There’s a fine line between providing for a child’s wants and needs and unintentionally spoiling them. In this financially distressing era with the rising trend of accumulated debt and the number of youths declared bankrupt by 25, it’s shocking that financial literacy isn’t taught in schools. So if it’s up to us parents to teach the Ringgit’s worth, here are some ways to start:
Begin with math
Scientists say early math skills develop kids’ minds. Play with counting games, numbers in songs, geometric shapes, sizes, position, direction and patterns in blocks and on the wall as well as sorting, matching and stacking together.
To sharpen memory and logical skills, teach them your home address and phone numbers; let them help in the kitchen where there’s lots of opportunity to measure, add and estimate; take them shop with you and show them how to use the calendar, tell the time and read the weather.
Explain basic money concepts
Experts say that kids can start learning about money as soon as they’re old enough not to put it in their mouths. It comes in metal and paper, so it’ll be fun to help them identify the different types. Talk to them about how money is made, what it’s used for and the different markings on coins and notes. The children’s section of Bank Negara Malaysia’s Museum and Art Gallery has loads of trivia and fun facts.
When you travel, showing them different currencies helps them understand the diversity of trading within cultures – an abstract concept to benefit from by appreciating early.
Teach them to earn everything
The first time they ask for something at the store, reply with “do you have money?” This is a great opportunity to explain the concept of earning. Describe how the family can live in a house and buy things because Mum and Dad works hard for money, then provide them opportunities to earn themselves.
Parents of eight kids David and Jill Fagan, authors of Guerilla Parenting: How to Raise an Entrepreneur has some zany but inspiring ideas. Also show them that they can earn non-monetary rewards like respect, kisses and hugs through good behaviour.
Once they’ve grasped how earning works, they’ll naturally learn the idea of appreciation. Because they’ve worked hard to get something, extend the lesson by teaching them not to take anything for granted. Explain that everything (like toys and relationships) lasts longer when they’re taken care of.
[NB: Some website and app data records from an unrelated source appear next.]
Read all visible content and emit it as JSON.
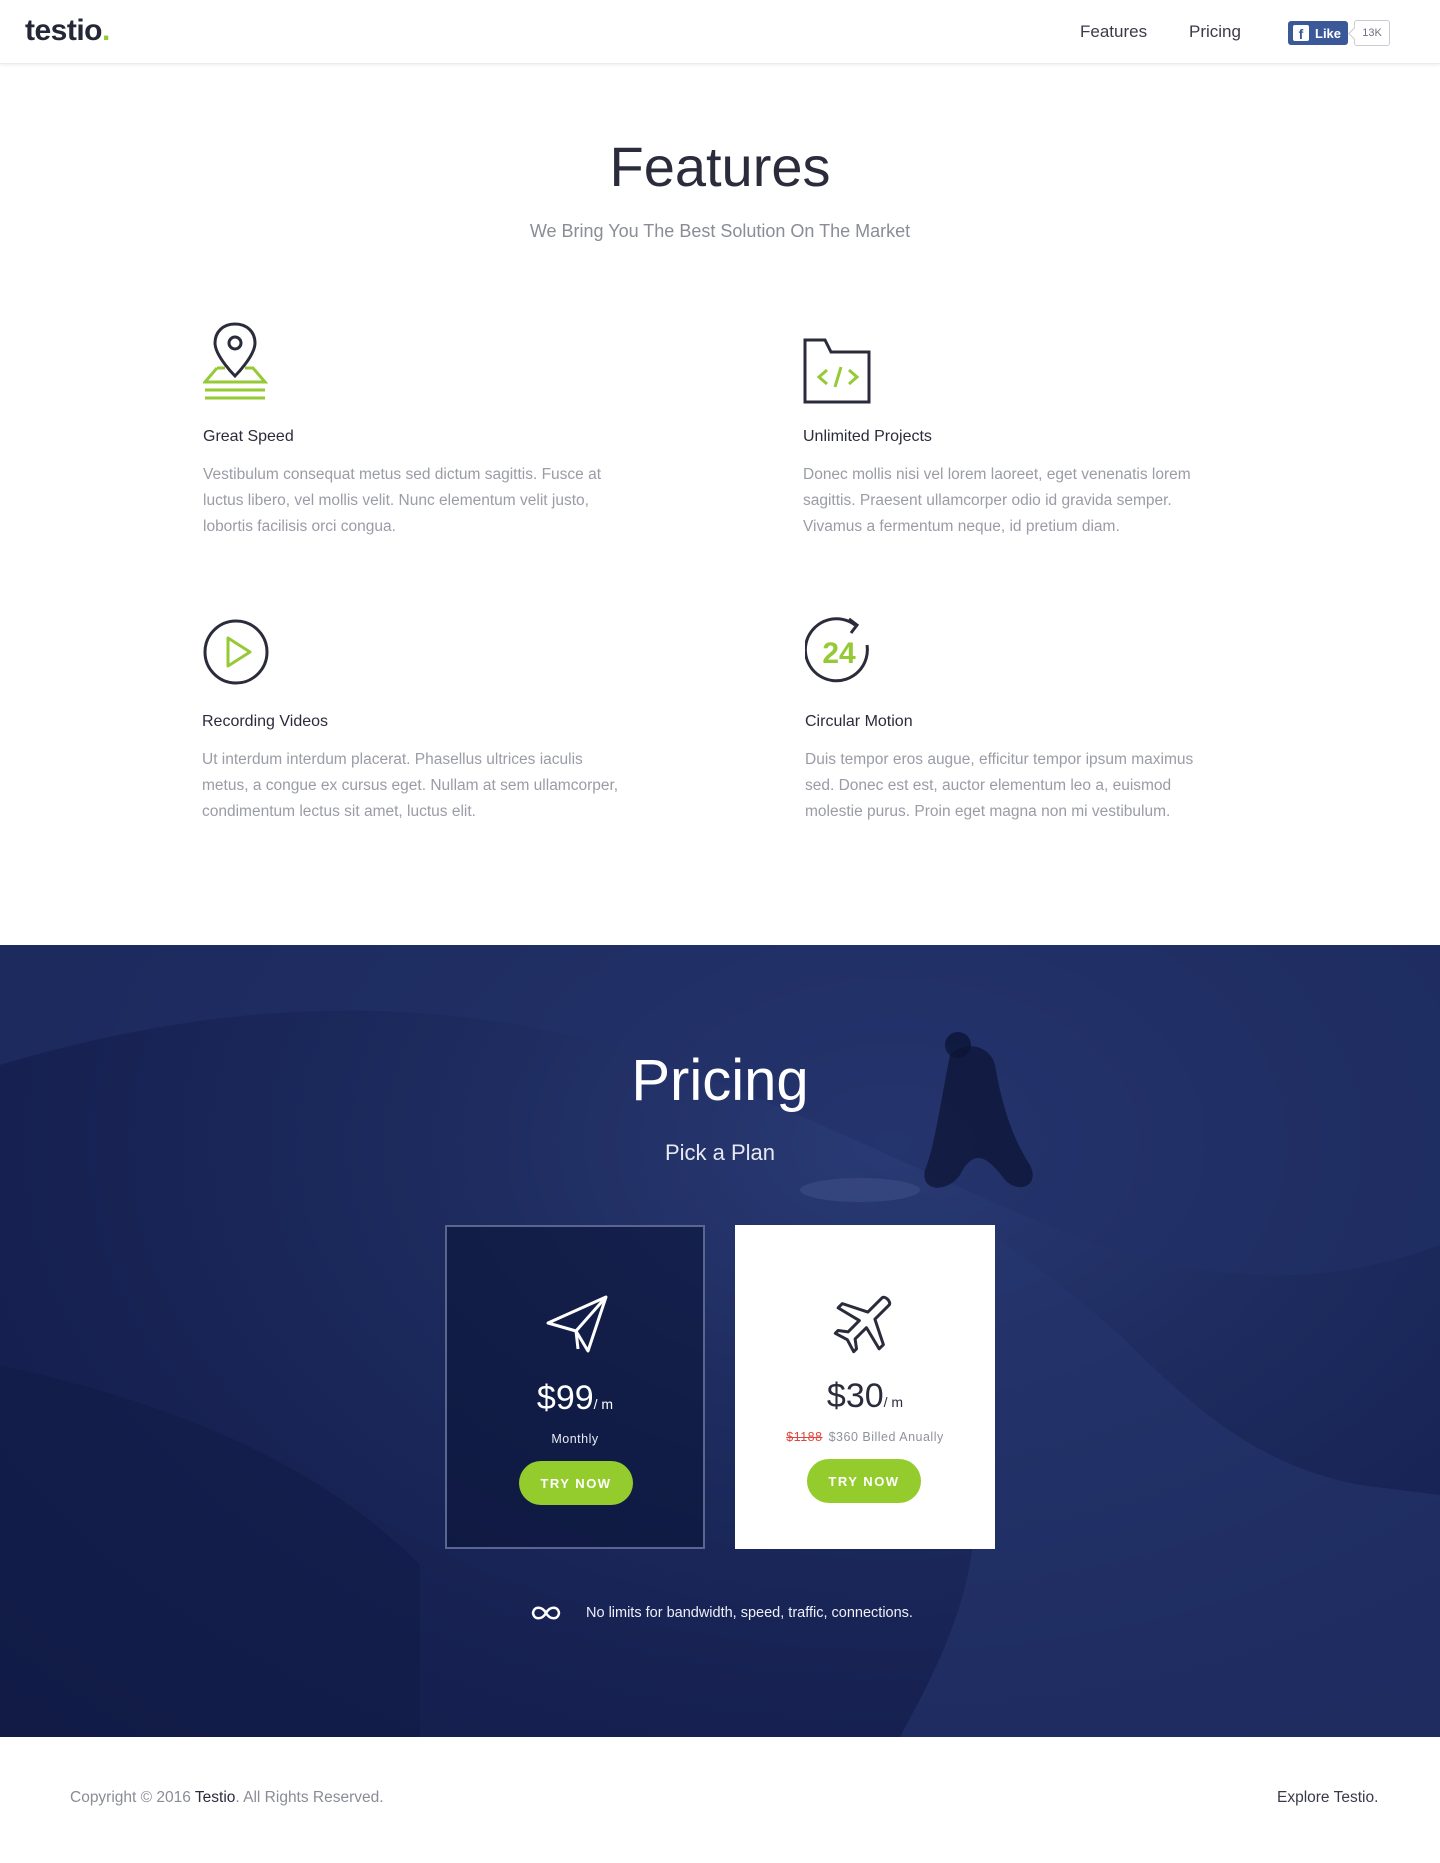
{
  "header": {
    "logo": "testio",
    "nav": {
      "features": "Features",
      "pricing": "Pricing"
    },
    "fb_like": {
      "label": "Like",
      "count": "13K"
    }
  },
  "features": {
    "title": "Features",
    "subtitle": "We Bring You The Best Solution On The Market",
    "items": [
      {
        "icon": "map-pin-icon",
        "title": "Great Speed",
        "text": "Vestibulum consequat metus sed dictum sagittis. Fusce at luctus libero, vel mollis velit. Nunc elementum velit justo, lobortis facilisis orci congua."
      },
      {
        "icon": "code-folder-icon",
        "title": "Unlimited Projects",
        "text": "Donec mollis nisi vel lorem laoreet, eget venenatis lorem sagittis. Praesent ullamcorper odio id gravida semper. Vivamus a fermentum neque, id pretium diam."
      },
      {
        "icon": "play-circle-icon",
        "title": "Recording Videos",
        "text": "Ut interdum interdum placerat. Phasellus ultrices iaculis metus, a congue ex cursus eget. Nullam at sem ullamcorper, condimentum lectus sit amet, luctus elit."
      },
      {
        "icon": "clock-24-icon",
        "title": "Circular Motion",
        "text": "Duis tempor eros augue, efficitur tempor ipsum maximus sed. Donec est est, auctor elementum leo a, euismod molestie purus. Proin eget magna non mi vestibulum."
      }
    ]
  },
  "pricing": {
    "title": "Pricing",
    "subtitle": "Pick a Plan",
    "plans": [
      {
        "icon": "paper-plane-icon",
        "price": "$99",
        "unit": "/ m",
        "period": "Monthly",
        "button": "TRY NOW"
      },
      {
        "icon": "airplane-icon",
        "price": "$30",
        "unit": "/ m",
        "old_price": "$1188",
        "period": "$360 Billed Anually",
        "button": "TRY NOW"
      }
    ],
    "note": "No limits for bandwidth, speed, traffic, connections."
  },
  "footer": {
    "copyright_pre": "Copyright © 2016 ",
    "brand": "Testio",
    "copyright_post": ". All Rights Reserved.",
    "explore": "Explore Testio."
  },
  "colors": {
    "accent": "#95cc2d",
    "dark": "#2b2c3b",
    "pricing_bg": "#1b2859",
    "facebook": "#3b5998"
  }
}
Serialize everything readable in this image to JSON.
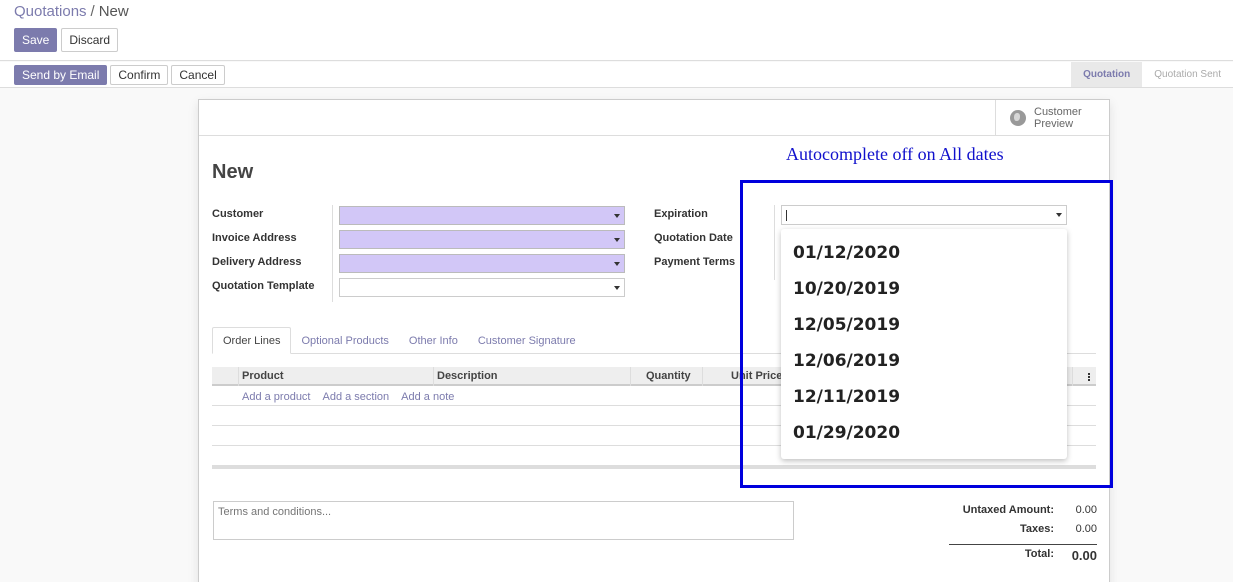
{
  "breadcrumb": {
    "parent": "Quotations",
    "separator": "/",
    "current": "New"
  },
  "control_buttons": {
    "save": "Save",
    "discard": "Discard"
  },
  "status_buttons": {
    "send_email": "Send by Email",
    "confirm": "Confirm",
    "cancel": "Cancel"
  },
  "stages": [
    {
      "label": "Quotation",
      "active": true
    },
    {
      "label": "Quotation Sent",
      "active": false
    }
  ],
  "smart_button": {
    "label_line1": "Customer",
    "label_line2": "Preview",
    "icon": "globe-icon"
  },
  "form": {
    "title": "New",
    "left_fields": [
      {
        "label": "Customer",
        "value": "",
        "required": true
      },
      {
        "label": "Invoice Address",
        "value": "",
        "required": true
      },
      {
        "label": "Delivery Address",
        "value": "",
        "required": true
      },
      {
        "label": "Quotation Template",
        "value": "",
        "required": false
      }
    ],
    "right_fields": [
      {
        "label": "Expiration",
        "value": ""
      },
      {
        "label": "Quotation Date",
        "value": ""
      },
      {
        "label": "Payment Terms",
        "value": ""
      }
    ]
  },
  "tabs": [
    {
      "label": "Order Lines",
      "active": true
    },
    {
      "label": "Optional Products",
      "active": false
    },
    {
      "label": "Other Info",
      "active": false
    },
    {
      "label": "Customer Signature",
      "active": false
    }
  ],
  "order_lines": {
    "columns": [
      "Product",
      "Description",
      "Quantity",
      "Unit Price"
    ],
    "add_links": [
      "Add a product",
      "Add a section",
      "Add a note"
    ]
  },
  "terms": {
    "placeholder": "Terms and conditions..."
  },
  "totals": {
    "untaxed_label": "Untaxed Amount:",
    "untaxed_value": "0.00",
    "taxes_label": "Taxes:",
    "taxes_value": "0.00",
    "total_label": "Total:",
    "total_value": "0.00"
  },
  "annotation": {
    "text": "Autocomplete off on All dates",
    "color": "#0000dd"
  },
  "autocomplete": [
    "01/12/2020",
    "10/20/2019",
    "12/05/2019",
    "12/06/2019",
    "12/11/2019",
    "01/29/2020"
  ],
  "colors": {
    "accent": "#7c7bad",
    "required_field": "#d2c7f7"
  }
}
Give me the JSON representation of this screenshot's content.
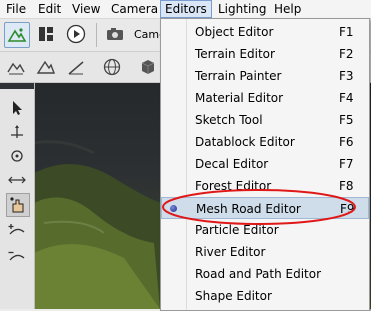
{
  "menubar": {
    "items": [
      "File",
      "Edit",
      "View",
      "Camera",
      "Editors",
      "Lighting",
      "Help"
    ],
    "active_index": 4
  },
  "toolbar": {
    "camera_label": "Came"
  },
  "editors_menu": {
    "items": [
      {
        "label": "Object Editor",
        "shortcut": "F1"
      },
      {
        "label": "Terrain Editor",
        "shortcut": "F2"
      },
      {
        "label": "Terrain Painter",
        "shortcut": "F3"
      },
      {
        "label": "Material Editor",
        "shortcut": "F4"
      },
      {
        "label": "Sketch Tool",
        "shortcut": "F5"
      },
      {
        "label": "Datablock Editor",
        "shortcut": "F6"
      },
      {
        "label": "Decal Editor",
        "shortcut": "F7"
      },
      {
        "label": "Forest Editor",
        "shortcut": "F8"
      },
      {
        "label": "Mesh Road Editor",
        "shortcut": "F9"
      },
      {
        "label": "Particle Editor",
        "shortcut": ""
      },
      {
        "label": "River Editor",
        "shortcut": ""
      },
      {
        "label": "Road and Path Editor",
        "shortcut": ""
      },
      {
        "label": "Shape Editor",
        "shortcut": ""
      }
    ],
    "selected_index": 8
  },
  "colors": {
    "highlight_ring": "#e01818",
    "menu_highlight": "#cfdcea",
    "radio_dot": "#2a3aa0"
  }
}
Remind them to say thank you – to God and to people – and count blessings for all the things to be grateful for. Talk to them about world issues without sugar-coating poverty or hunger and how we can play a part through charity.
Valuing money and spending responsibly
Once kids start owning their own dosh, teaching them how to use it is a critical part of shaping healthy spending habits. The Three Jars money system of Saving, Spending and Sharing provides for a way for kids to make money, set financial goals, be included in transactions and learn to budget.
Let them take ownership of their money by owning their own bank account, allowing them to order their own food when you’re out – from getting the waiter’s attention to looking through the menu – and encourage them to pay for things themselves.
Favour frugality, set limits and help them work within these limits. When making choices and purchases, teach them to identify value like discounts and bargains. Identify freshness, read food labels and understand that you’re not just paying for food or playthings but nutrition, experience and entertainment.
Not forgetting: money isn’t the only currency
Introduce the non-monetary economy, like barter trade and care giving. Help them learn that some things can’t be bought and returns can come in many forms like love, spiritual blessings, self-satisfaction or even someone else’s happiness.
Teach them to do things for others and for God, as part of being honourable, selfless and giving. Hopefully, through good examples to follow, we’ll be setting them on the right path towards life-long financial security.
Khairun is a mum to two kids and owner of Recovr Resources Sdn Bhd, a growing social enterprise in the recycling and equal employment industry. She and her family are currently living in Jakarta.